The Balinese know tolerance not only as a proclamation of intention, but also as a daily social practice. For one thing, there is no Balinese who claims that his or her religion is the only keeper of truth. Truth, they use to say, is beyond the apprehension of human kind.
The “ethical” endeavour in the direction of truth matters more than the ‘truth’ itself, which is relative anyway, and changes according to the place (desa), the time (kala) and the circumstances (patra). What matters – I once heard a puppet master say at the end of his show – is not God, nor the gods, but one’s deeds. Why? Because it is the quality of one’s deeds, good or bad, which will determines one’s karma, i.e, what will happen to the soul in hell and in its future incarnations.
Owing to this indifference to truth, all religions are sometimes said to be basically the same: they are, as a commonly used metaphor has it, like different rivers: they all originate from the mountain, and all end up in the sea. Only their beds are really different. Only the “ways” of the various religions separate the faithful, not the essence, which is not the Truth proper, as emphasized above, but the endeavor toward the truth.
This tolerance is so total that Balinese Hinduism is possibly the only religion in the world that ignores the principle of apostasy. If people want to change religion, so be it. Why make a fuss, since it is all the same? The only thing that the Balinese demand in the matter is politeness: the person who wants to adopt another faith should officially “take leave” from his/her gods and ancestors by a short ceremony at the family and the village temples. Failing to do so, as it sometimes happens to men who change religion while outside Bali will incur –people are convinced—unwanted consequences (mental illness, sickness, accidents). Why so? Because of the “neglected” ancestors, enraged at not getting their usual offerings.
Not everything is rosy, though. Most of the Balinese who change religion are women, who don’t have inheritance rights. Men who change religion may lose their rights of inheritance, because property over the land is normally bound to the to the temple system. So, instead of changing religion, many Balinese men who marry non-Balinese women adopt a new religion –Christianity or Islam—without formally taking leave from their own Balinese Hinduism. So they have two religions. But to them it is of little import, even though it sometimes creates interesting mix-ups when it comes to their ID card –it is more and more difficult to have two ID cards with a different religion written on each one.

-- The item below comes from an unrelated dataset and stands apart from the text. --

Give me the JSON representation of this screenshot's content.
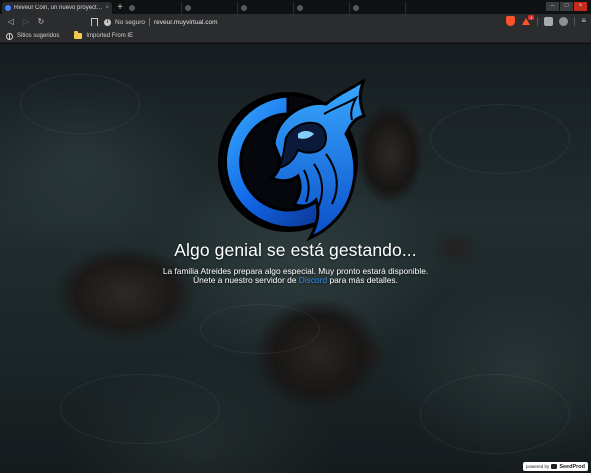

If the Balinese show tolerance of those of their kinfolks who become Moslems of Christians, they also accept new followers originating from these groups. In practice though, most of the new Hindus are women of non-Balinese origin. The opposite occurences are rarer, although not impossible. This is a consequence of the patrilineal and patriarchal systems still prevalent among Indonesians, according to which the woman ought to follow her husband’s faith. Many Javanese women of “moderate” Moslem origin do not hesitate to shift religion upon marriage in order to follow their husband. Men who take up Hinduism are usually foreigners who marry Balinese women. The brand of agnosticism advocated by many Westerners has them embrace with enthusiasm a religious tradition with such few demands. The demands will come later on, and will be mainly of an economic nature, pertaining to the financing of rites and more.
Like everything else, the conferring of “Balinesehood” by marriage does not take place without its share of offerings. The girls – we assume this is a girl – has to undergo all the rituals pertaining to the cycles of life she missed as being non-Balinese, from the birth on. It is only upon completion of these rituals that she will be considered a “Balinese”.
The rituals of “becoming a Balinese” are a shortened version on of those undergone by born Balinese. They all take place in a row, just before the actual wedding ceremony. It starts with the birth rituals and the so-called “welcome” (nyambutin) ceremony, that normally takes place one month and seven days after birth. The offerings, called the “banten sayut pangambian”, consist of fruits, Balinese cakes and roast animals such as chicken, ducks and pigs. The nyambutin ceremony is immediately followed by the “three-months” ceremony (nelubulanin) by which the person is introduced into the human race, being given a name and allowed to “touch the ground” for the first time. Another set of offerings, the “banten suci,” is presented. Next comes the first Balinese anniversary (otonan), which celebrates the recurrence of the same day of the 210-day Balinese calender. The offerings are very similar to that of the three months ceremony. Following this anniversary comes symbolic version of the tooth-filling ceremony (matatah), by which the individual, having ““come of age”” shows symbolic control over the “six enemies” (sadripu) that plague the humans. These enemies being ritually kept under check, normal sexual desire can now be expressed. Only then the actual wedding ceremony takes place, which is not different from that of a couple of ordinary Balinese, with the highlight being the “mebiakala” offering to the demonic forces. Marriage is indeed a controlled exercise of sex: the demons, who symbolise the energy of matter, have to be placated before being properly used for their reproductive power.
When all the rituals are completed, the newcomer will then enjoy the status and right of a full Balinese. Later, she will be taught how to prepare offerings and take her share of collective village and family ritual work. She will enter the wonderful “banality” of Balinese daily life –if she accepts its constraints.